We flow with the flock downriver, slowly zooming in on the Eiffel Tower. Soon it's stop-and-go again, giving plenty of opportunities to marvel at the dazzling dashboard or to play hide-and-seek with a navigation screen that flips over to turn into a clock. This cockpit is all about false bottoms and trompe l'oeil effects: the phone hides in a pneumatic drawer, the power seat controls are concealed beneath a leather-covered lid, the doors pull themselves shut automatically, the parking brake and starter are button-operated, and the light switches look like carry-over items from a vintage Silver Ghost. Like the Bugatti Veyron, the Phantom sports a power gauge, but its calibration is in subtle percent, not brash horsepower. The Lexicon sound system converts the land yacht into a rolling concert hall. Massive resonating chambers under the front seats create enough acoustic pressure to pop your eardrums. With the exception of iDrive, the ergonomics require neither a sixth sense nor programmed fingertips.
Like a gondola through the canals of Venice, the Phantom glides gracefully through the geometric grid that forms the streets in the heart of Paris. We move gradually away from l'Opra to explore new quartiers and arrondissements. Avenues become boulevards, squares diffuse into rues, portes alternate with quaies.
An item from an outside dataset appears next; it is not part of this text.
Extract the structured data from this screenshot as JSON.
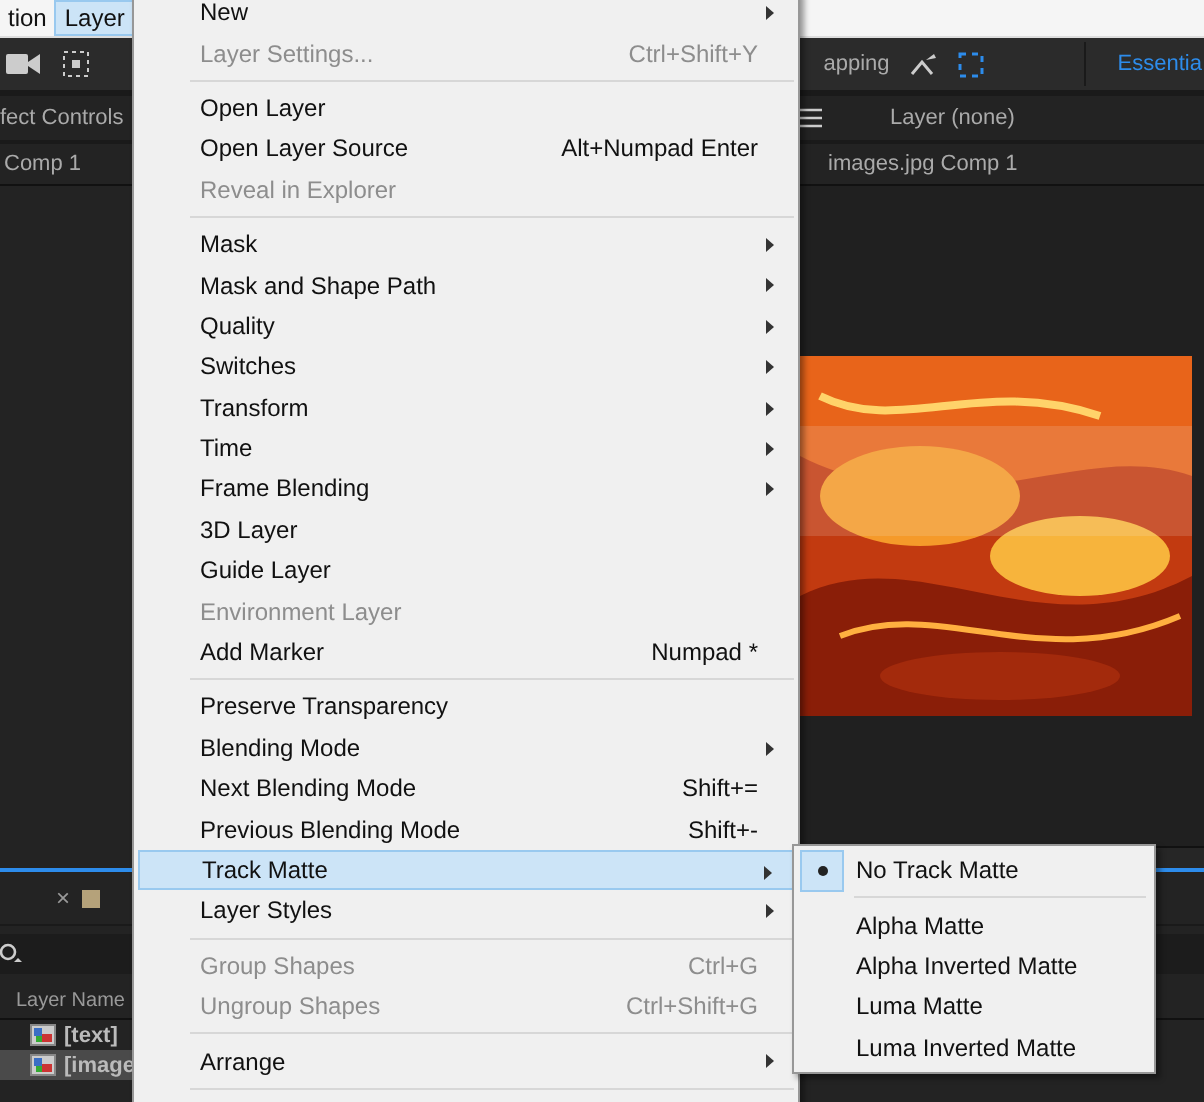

Going west means Herms and Fauchon and Hdiard; north means Les Galeries Lafayette and Le Printemps; south we find museums and government buildings; and east means bistros, bars, and brasseries. The sidewalks are dotted with men in dark coats-some of whom even wear berets like they did way back when-but the only masks we see exist in our imagination. There are also plenty of young blondes pretty enough to pass as Christine, the phantom's pupil and sole desire.
After a day and a half of zigzagging through Paris and it suburbs, the Rolls needs fuel again. Filling up draws a crowd. We pop the lid, and half a dozen heads bend over twice as many cylinders, a 453-hp, 6.7-liter V-12 that still tries to be quieter than the clock. The slushmatic cuts the 531-lb-ft torque pie into six juicy slices. In top gear, 1000 rpm equal 39 mph, so if the Priphrique-the ring road surrounding Paris-were a racetrack and if the engine would spin to the nominal 5350 rpm, one could max this thing at 209 mph-but of course there is insufficient power for that. Although the top speed is electronically limited to 149 mph, the acceleration is inspired, with 0 to 60 mph taking just 5.7 seconds.
In case you didn't know, the phantom never got lucky. Holding Christine captive was a rather dumb idea, so when he did let her go, she was Raoul's for the taking. The man with the mask disappeared from whence he came-"a mystery never fully explained," which produced goose bumps and long queues at the box office when the first movie came out in 1925. That same year, and fifteen years after the book was first published, Rolls-Royce released the Phantom I, which was followed by five successively numbered iterations. The Phantom VI, the last of the classic body-on-frame behemoths, remained in production until 1991. The seventh Phantom is the one you see here: a radically modern sedan developed from scratch by BMW and built in a brand-new factory.